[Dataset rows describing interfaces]
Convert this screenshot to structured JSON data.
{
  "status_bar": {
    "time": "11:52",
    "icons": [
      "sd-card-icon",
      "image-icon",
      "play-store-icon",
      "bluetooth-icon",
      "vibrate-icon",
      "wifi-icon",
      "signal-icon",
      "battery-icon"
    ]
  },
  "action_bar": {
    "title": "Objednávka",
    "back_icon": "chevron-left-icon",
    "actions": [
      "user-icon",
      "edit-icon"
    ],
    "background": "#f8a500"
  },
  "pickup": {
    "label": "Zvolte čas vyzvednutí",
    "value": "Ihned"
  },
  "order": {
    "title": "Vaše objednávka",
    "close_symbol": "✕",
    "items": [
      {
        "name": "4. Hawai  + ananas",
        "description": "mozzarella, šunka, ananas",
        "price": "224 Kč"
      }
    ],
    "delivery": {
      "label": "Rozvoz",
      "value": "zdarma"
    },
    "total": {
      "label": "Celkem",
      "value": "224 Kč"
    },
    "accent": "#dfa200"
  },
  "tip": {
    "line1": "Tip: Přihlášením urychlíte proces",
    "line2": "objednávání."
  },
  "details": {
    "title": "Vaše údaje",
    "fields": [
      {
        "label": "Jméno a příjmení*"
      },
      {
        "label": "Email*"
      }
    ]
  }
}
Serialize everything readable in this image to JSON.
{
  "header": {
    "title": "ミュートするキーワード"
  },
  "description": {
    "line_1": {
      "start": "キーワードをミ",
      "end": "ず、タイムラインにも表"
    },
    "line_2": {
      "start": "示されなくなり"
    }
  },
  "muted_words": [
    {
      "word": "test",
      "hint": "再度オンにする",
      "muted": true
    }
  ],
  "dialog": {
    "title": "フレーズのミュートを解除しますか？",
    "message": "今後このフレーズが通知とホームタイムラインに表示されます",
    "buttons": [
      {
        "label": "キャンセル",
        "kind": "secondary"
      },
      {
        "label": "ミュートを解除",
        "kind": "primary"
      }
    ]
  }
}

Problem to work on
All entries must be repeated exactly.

Response box
Convert this screenshot to structured JSON data.
{
  "status_bar": {
    "time": "11:52",
    "icons": [
      "sd-card-icon",
      "image-icon",
      "play-store-icon",
      "bluetooth-icon",
      "vibrate-icon",
      "wifi-icon",
      "signal-icon",
      "battery-icon"
    ]
  },
  "action_bar": {
    "title": "Objednávka",
    "back_icon": "chevron-left-icon",
    "actions": [
      "user-icon",
      "edit-icon"
    ],
    "background": "#f8a500"
  },
  "pickup": {
    "label": "Zvolte čas vyzvednutí",
    "value": "Ihned"
  },
  "order": {
    "title": "Vaše objednávka",
    "close_symbol": "✕",
    "items": [
      {
        "name": "4. Hawai  + ananas",
        "description": "mozzarella, šunka, ananas",
        "price": "224 Kč"
      }
    ],
    "delivery": {
      "label": "Rozvoz",
      "value": "zdarma"
    },
    "total": {
      "label": "Celkem",
      "value": "224 Kč"
    },
    "accent": "#dfa200"
  },
  "tip": {
    "line1": "Tip: Přihlášením urychlíte proces",
    "line2": "objednávání."
  },
  "details": {
    "title": "Vaše údaje",
    "fields": [
      {
        "label": "Jméno a příjmení*"
      },
      {
        "label": "Email*"
      }
    ]
  }
}
Serialize everything readable in this image to JSON.
{
  "header": {
    "title": "ミュートするキーワード"
  },
  "description": {
    "line_1": {
      "start": "キーワードをミ",
      "end": "ず、タイムラインにも表"
    },
    "line_2": {
      "start": "示されなくなり"
    }
  },
  "muted_words": [
    {
      "word": "test",
      "hint": "再度オンにする",
      "muted": true
    }
  ],
  "dialog": {
    "title": "フレーズのミュートを解除しますか？",
    "message": "今後このフレーズが通知とホームタイムラインに表示されます",
    "buttons": [
      {
        "label": "キャンセル",
        "kind": "secondary"
      },
      {
        "label": "ミュートを解除",
        "kind": "primary"
      }
    ]
  }
}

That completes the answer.